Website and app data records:
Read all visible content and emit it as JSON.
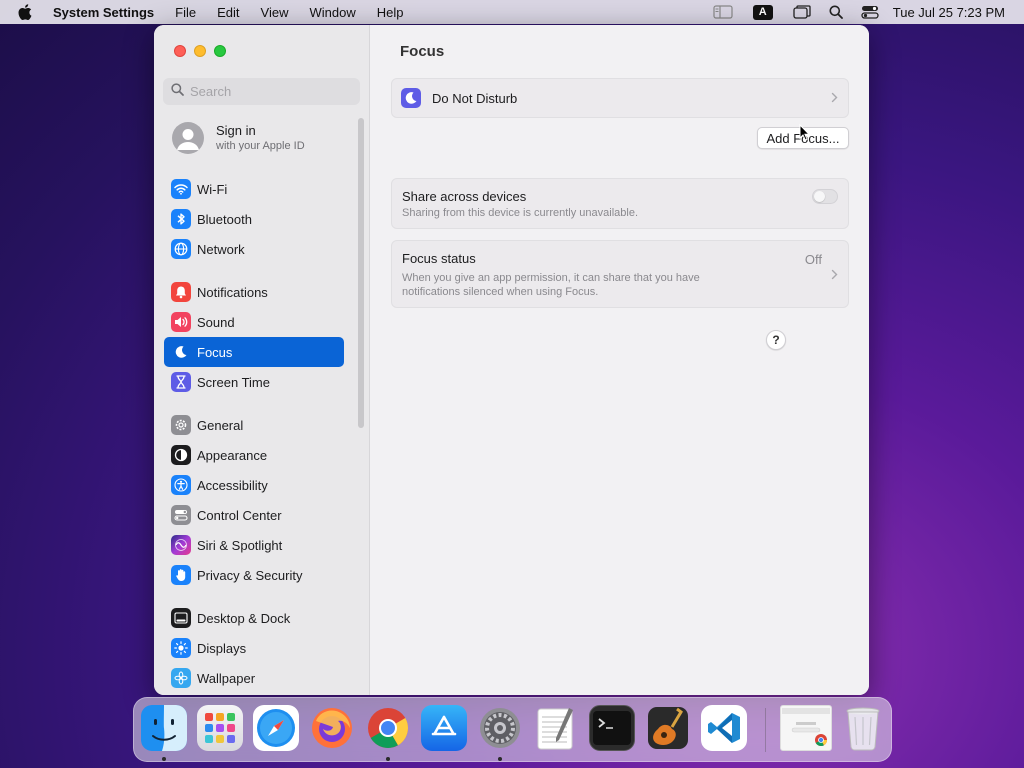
{
  "menubar": {
    "app_name": "System Settings",
    "menus": [
      "File",
      "Edit",
      "View",
      "Window",
      "Help"
    ],
    "input_source": "A",
    "clock": "Tue Jul 25  7:23 PM"
  },
  "sidebar": {
    "search_placeholder": "Search",
    "signin_title": "Sign in",
    "signin_subtitle": "with your Apple ID",
    "items": [
      {
        "label": "Wi-Fi",
        "icon": "wifi-icon",
        "color": "#1a82fb"
      },
      {
        "label": "Bluetooth",
        "icon": "bluetooth-icon",
        "color": "#1a82fb"
      },
      {
        "label": "Network",
        "icon": "globe-icon",
        "color": "#1a82fb"
      },
      {
        "label": "Notifications",
        "icon": "bell-icon",
        "color": "#f2453d"
      },
      {
        "label": "Sound",
        "icon": "speaker-icon",
        "color": "#f2435f"
      },
      {
        "label": "Focus",
        "icon": "moon-icon",
        "color": "#5e5ce6"
      },
      {
        "label": "Screen Time",
        "icon": "hourglass-icon",
        "color": "#5e5ce6"
      },
      {
        "label": "General",
        "icon": "gear-icon",
        "color": "#8e8e93"
      },
      {
        "label": "Appearance",
        "icon": "appearance-icon",
        "color": "#1c1c1e"
      },
      {
        "label": "Accessibility",
        "icon": "accessibility-icon",
        "color": "#1a82fb"
      },
      {
        "label": "Control Center",
        "icon": "control-center-icon",
        "color": "#8e8e93"
      },
      {
        "label": "Siri & Spotlight",
        "icon": "siri-icon",
        "color": "#a23bd6"
      },
      {
        "label": "Privacy & Security",
        "icon": "hand-icon",
        "color": "#1a82fb"
      },
      {
        "label": "Desktop & Dock",
        "icon": "dock-icon",
        "color": "#1c1c1e"
      },
      {
        "label": "Displays",
        "icon": "sun-icon",
        "color": "#1a82fb"
      },
      {
        "label": "Wallpaper",
        "icon": "flower-icon",
        "color": "#35a7f0"
      }
    ],
    "selected": "Focus"
  },
  "content": {
    "title": "Focus",
    "dnd_label": "Do Not Disturb",
    "add_focus_label": "Add Focus...",
    "share": {
      "title": "Share across devices",
      "subtitle": "Sharing from this device is currently unavailable.",
      "enabled": false
    },
    "status": {
      "title": "Focus status",
      "value": "Off",
      "description": "When you give an app permission, it can share that you have notifications silenced when using Focus."
    },
    "help_label": "?"
  },
  "dock": {
    "apps": [
      "Finder",
      "Launchpad",
      "Safari",
      "Firefox",
      "Chrome",
      "App Store",
      "System Settings",
      "TextEdit",
      "Terminal",
      "GarageBand",
      "Visual Studio Code",
      "Chrome Window",
      "Trash"
    ]
  }
}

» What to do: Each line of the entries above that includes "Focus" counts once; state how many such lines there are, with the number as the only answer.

» Solution for this problem: 6